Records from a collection
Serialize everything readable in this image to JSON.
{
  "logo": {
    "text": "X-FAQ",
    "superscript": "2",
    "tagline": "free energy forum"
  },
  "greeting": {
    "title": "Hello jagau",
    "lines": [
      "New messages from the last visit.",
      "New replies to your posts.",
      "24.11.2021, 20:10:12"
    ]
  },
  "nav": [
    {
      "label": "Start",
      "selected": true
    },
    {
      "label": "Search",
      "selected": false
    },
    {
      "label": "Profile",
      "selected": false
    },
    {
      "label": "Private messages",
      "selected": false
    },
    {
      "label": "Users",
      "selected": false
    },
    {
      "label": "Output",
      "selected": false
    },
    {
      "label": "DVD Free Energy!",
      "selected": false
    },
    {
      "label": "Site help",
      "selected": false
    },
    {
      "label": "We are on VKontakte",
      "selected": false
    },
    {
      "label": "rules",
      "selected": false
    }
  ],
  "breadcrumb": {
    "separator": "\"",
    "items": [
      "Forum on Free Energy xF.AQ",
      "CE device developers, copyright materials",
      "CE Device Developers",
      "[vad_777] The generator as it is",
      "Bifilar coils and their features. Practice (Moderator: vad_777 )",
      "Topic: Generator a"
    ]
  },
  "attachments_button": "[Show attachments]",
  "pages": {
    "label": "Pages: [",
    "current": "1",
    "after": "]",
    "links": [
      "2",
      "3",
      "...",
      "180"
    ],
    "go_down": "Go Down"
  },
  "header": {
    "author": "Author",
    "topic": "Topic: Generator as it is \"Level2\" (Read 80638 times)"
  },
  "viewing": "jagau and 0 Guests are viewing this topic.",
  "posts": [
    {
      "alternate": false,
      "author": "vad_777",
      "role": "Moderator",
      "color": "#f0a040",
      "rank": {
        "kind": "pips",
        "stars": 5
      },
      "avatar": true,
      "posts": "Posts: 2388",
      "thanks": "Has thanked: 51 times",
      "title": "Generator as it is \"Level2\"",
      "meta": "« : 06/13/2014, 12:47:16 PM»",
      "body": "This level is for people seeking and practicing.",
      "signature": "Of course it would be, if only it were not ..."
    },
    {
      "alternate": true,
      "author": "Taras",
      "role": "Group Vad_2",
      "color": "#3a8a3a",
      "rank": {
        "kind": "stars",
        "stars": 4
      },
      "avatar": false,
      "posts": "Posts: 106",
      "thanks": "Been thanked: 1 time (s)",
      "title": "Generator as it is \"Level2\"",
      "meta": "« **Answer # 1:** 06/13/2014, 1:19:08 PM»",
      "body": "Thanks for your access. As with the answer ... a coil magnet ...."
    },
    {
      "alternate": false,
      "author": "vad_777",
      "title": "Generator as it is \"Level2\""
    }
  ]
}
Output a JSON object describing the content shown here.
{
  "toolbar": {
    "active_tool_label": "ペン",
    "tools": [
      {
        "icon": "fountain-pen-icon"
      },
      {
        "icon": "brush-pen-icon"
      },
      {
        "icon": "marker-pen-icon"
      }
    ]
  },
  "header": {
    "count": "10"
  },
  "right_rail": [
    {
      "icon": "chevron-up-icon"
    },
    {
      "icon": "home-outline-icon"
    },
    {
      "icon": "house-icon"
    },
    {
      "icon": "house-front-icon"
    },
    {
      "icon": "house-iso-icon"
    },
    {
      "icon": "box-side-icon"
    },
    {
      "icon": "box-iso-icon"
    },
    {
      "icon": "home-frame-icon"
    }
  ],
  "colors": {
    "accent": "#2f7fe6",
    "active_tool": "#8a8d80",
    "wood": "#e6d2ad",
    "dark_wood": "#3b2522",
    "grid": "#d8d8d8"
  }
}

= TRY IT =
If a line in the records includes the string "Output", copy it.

= EXERCISE RESULT =
      "label": "Output",
Output a JSON object describing the content shown here.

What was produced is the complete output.